Andersen - Tawil syndrome (ATS) is an autosomal - dominant or sporadic disorder characterized by ventricular
arrhythmias, periodic paralysis, and distinctive facial and skeletal dysmorphism. Mutations in KCNJ2, which encodes the
α-subunit of the potassium channel Kir2.1, were identified in patients with ATS. This genotype has been designated as
type-1 ATS (ATS1). KCNJ2 mutations are detectable in up to 60 % of patients with ATS. Cardiac manifestations of ATS
include frequent premature ventricular contractions (PVC), Q-U interval prolongation, prominent U-waves, and a special
type of polymorphic ventricular tachycardia (PMVT) called bidirectional ventricular tachycardia (BiVT). The presence of
frequent PVCs at rest are helpful in distinguishing ATS from typical catecholaminergic polymorphic ventricular tachycardia
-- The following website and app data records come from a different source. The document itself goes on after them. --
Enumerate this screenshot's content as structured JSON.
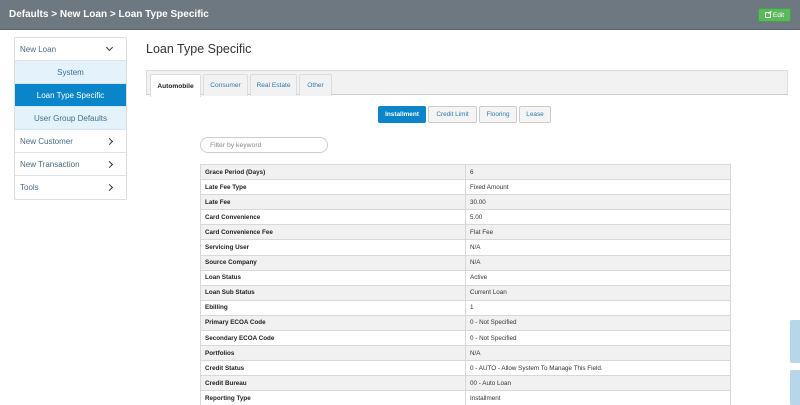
{
  "header": {
    "breadcrumb": "Defaults > New Loan > Loan Type Specific",
    "edit_label": "Edit"
  },
  "sidebar": {
    "items": [
      {
        "label": "New Loan",
        "chevron": "chevron-down-icon"
      },
      {
        "label": "System"
      },
      {
        "label": "Loan Type Specific",
        "active": true
      },
      {
        "label": "User Group Defaults"
      },
      {
        "label": "New Customer",
        "chevron": "chevron-right-icon"
      },
      {
        "label": "New Transaction",
        "chevron": "chevron-right-icon"
      },
      {
        "label": "Tools",
        "chevron": "chevron-right-icon"
      }
    ]
  },
  "main": {
    "title": "Loan Type Specific",
    "tabs": [
      {
        "label": "Automobile",
        "active": true
      },
      {
        "label": "Consumer"
      },
      {
        "label": "Real Estate"
      },
      {
        "label": "Other"
      }
    ],
    "pills": [
      {
        "label": "Installment",
        "active": true
      },
      {
        "label": "Credit Limit"
      },
      {
        "label": "Flooring"
      },
      {
        "label": "Lease"
      }
    ],
    "filter": {
      "placeholder": "Filter by keyword",
      "value": ""
    },
    "rows": [
      {
        "label": "Grace Period (Days)",
        "value": "6"
      },
      {
        "label": "Late Fee Type",
        "value": "Fixed Amount"
      },
      {
        "label": "Late Fee",
        "value": "30.00"
      },
      {
        "label": "Card Convenience",
        "value": "5.00"
      },
      {
        "label": "Card Convenience Fee",
        "value": "Flat Fee"
      },
      {
        "label": "Servicing User",
        "value": "N/A"
      },
      {
        "label": "Source Company",
        "value": "N/A"
      },
      {
        "label": "Loan Status",
        "value": "Active"
      },
      {
        "label": "Loan Sub Status",
        "value": "Current Loan"
      },
      {
        "label": "Ebilling",
        "value": "1"
      },
      {
        "label": "Primary ECOA Code",
        "value": "0 - Not Specified"
      },
      {
        "label": "Secondary ECOA Code",
        "value": "0 - Not Specified"
      },
      {
        "label": "Portfolios",
        "value": "N/A"
      },
      {
        "label": "Credit Status",
        "value": "0 - AUTO - Allow System To Manage This Field."
      },
      {
        "label": "Credit Bureau",
        "value": "00 - Auto Loan"
      },
      {
        "label": "Reporting Type",
        "value": "Installment"
      }
    ]
  },
  "colors": {
    "topbar": "#6e7880",
    "accent": "#0a85c9",
    "edit_button": "#5cb85c",
    "sub_item_bg": "#e4f3fb"
  }
}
(CPVT). In typical CPVT, rapid PMVT and BiVT usually manifest during or after exercising. Additionally, CPVT or
torsade de pointes in LQTS are faster, very symptomatic causing syncope or often deteriorate into VF resulting in sudden
cardiac death. PVCs at rest are quite frequent in ATS1 patients, however, in LQTS patients, PVCs and asymptomatic VT
are uncommon which also contributes to differentiating them.
The article describes the new electrocardiographic criteria proposed for diagnosis of type-1 Andersen-Tawil syndrome. A
differential diagnosis between Andersen-Tawil syndrome, the catecholamine polymorphic ventiruclar tachycardia and
long QT syndrome is depicted. Special attention is paid on the repolarization abnormalities, QT interval and the pathologic
U wave. In this article, we aim to provide five new electrocardiographic clues for the diagnosis of ATS1.